Items from a data source:

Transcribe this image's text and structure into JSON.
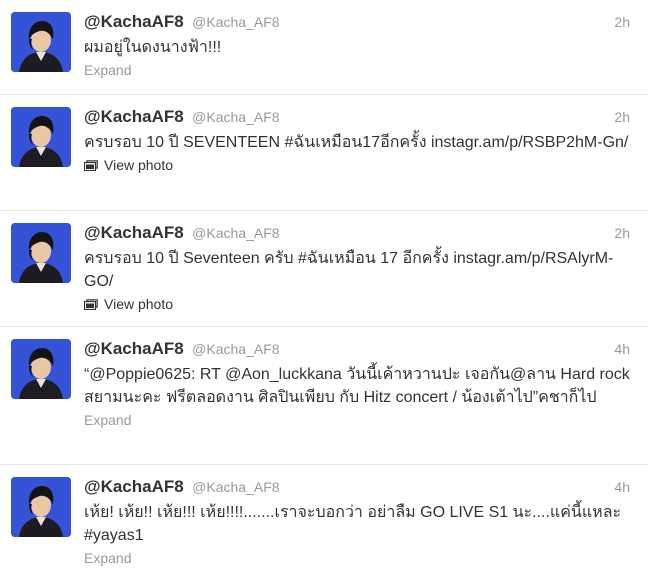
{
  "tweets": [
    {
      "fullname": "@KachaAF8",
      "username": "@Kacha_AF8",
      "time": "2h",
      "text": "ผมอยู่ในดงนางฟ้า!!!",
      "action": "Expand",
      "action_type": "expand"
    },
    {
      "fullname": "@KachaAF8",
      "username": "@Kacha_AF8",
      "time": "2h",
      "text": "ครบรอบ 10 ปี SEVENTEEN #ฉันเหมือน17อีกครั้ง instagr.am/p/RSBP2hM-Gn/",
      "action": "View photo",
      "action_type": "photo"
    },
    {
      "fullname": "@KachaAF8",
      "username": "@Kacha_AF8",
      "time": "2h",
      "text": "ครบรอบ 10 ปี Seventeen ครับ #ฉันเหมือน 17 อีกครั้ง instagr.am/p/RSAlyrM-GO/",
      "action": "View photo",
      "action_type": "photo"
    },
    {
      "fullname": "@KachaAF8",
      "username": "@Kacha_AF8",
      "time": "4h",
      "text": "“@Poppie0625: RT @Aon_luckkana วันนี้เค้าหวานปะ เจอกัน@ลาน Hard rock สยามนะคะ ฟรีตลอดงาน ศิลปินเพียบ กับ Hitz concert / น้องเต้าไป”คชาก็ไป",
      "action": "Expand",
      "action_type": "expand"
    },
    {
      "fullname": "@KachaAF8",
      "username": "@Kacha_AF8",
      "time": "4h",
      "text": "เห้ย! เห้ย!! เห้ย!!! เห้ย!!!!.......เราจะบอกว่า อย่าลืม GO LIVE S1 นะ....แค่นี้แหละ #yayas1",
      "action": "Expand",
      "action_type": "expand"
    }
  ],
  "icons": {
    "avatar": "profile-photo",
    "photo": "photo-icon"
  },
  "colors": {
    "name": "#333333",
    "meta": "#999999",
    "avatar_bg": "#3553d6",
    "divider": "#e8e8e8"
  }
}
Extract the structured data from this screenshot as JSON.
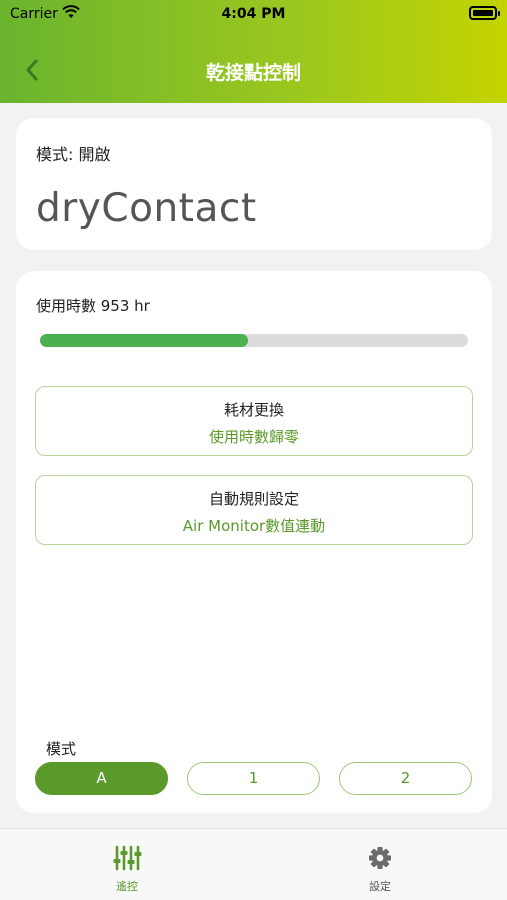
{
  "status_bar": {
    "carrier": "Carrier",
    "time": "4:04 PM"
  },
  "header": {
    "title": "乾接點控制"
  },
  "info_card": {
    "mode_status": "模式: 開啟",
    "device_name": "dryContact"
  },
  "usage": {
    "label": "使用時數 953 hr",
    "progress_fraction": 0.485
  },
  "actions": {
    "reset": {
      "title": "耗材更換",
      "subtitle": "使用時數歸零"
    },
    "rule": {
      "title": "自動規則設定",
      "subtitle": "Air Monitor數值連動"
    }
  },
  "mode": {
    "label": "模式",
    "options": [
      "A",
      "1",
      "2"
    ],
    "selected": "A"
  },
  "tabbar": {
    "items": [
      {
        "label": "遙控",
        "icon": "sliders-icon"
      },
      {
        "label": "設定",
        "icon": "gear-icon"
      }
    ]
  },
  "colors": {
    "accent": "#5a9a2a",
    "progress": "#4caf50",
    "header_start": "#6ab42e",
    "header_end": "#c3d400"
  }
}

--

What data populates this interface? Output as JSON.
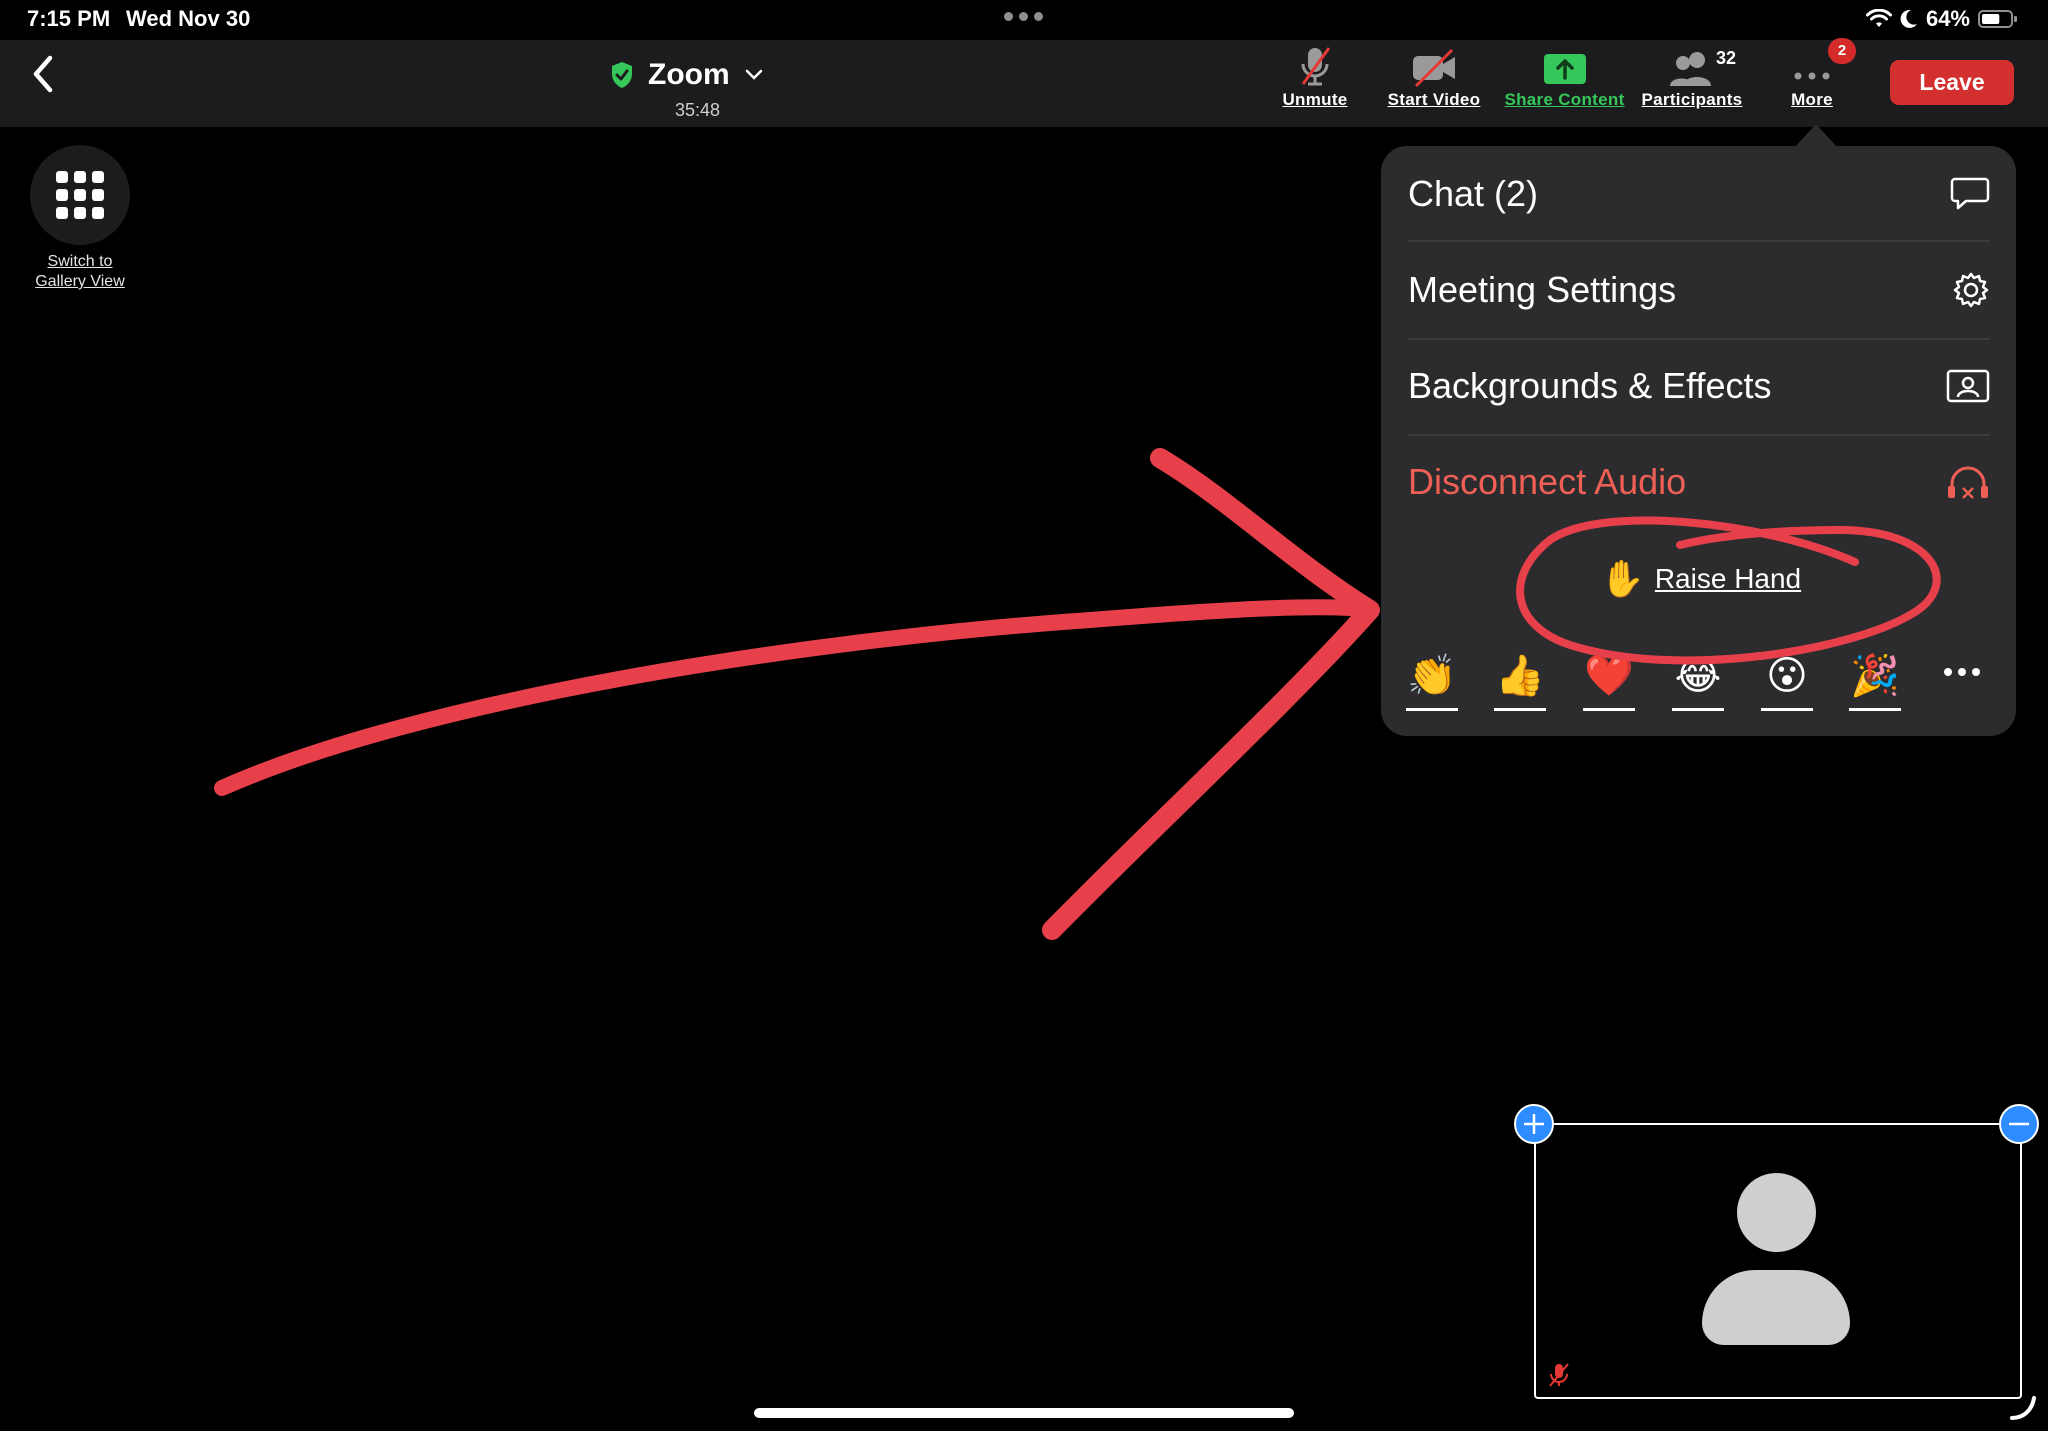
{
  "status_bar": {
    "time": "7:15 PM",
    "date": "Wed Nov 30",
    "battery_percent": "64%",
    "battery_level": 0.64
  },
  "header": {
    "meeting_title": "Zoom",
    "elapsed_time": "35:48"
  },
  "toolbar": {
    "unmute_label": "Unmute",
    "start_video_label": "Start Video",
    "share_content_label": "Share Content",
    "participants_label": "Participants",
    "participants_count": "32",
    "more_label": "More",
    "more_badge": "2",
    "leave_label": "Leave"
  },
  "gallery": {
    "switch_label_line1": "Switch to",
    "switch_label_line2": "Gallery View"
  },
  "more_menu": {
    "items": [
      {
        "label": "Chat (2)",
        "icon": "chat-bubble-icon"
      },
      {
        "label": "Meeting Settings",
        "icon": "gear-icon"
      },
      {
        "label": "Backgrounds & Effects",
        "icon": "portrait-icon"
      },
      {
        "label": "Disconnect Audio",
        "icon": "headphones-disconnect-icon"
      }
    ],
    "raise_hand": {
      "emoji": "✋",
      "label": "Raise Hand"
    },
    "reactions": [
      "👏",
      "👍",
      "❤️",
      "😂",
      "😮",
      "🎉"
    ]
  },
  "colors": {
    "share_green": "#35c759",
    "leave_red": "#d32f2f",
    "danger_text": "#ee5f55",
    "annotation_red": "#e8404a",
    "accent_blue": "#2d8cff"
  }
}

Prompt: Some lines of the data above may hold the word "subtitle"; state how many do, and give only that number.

Answer section: 2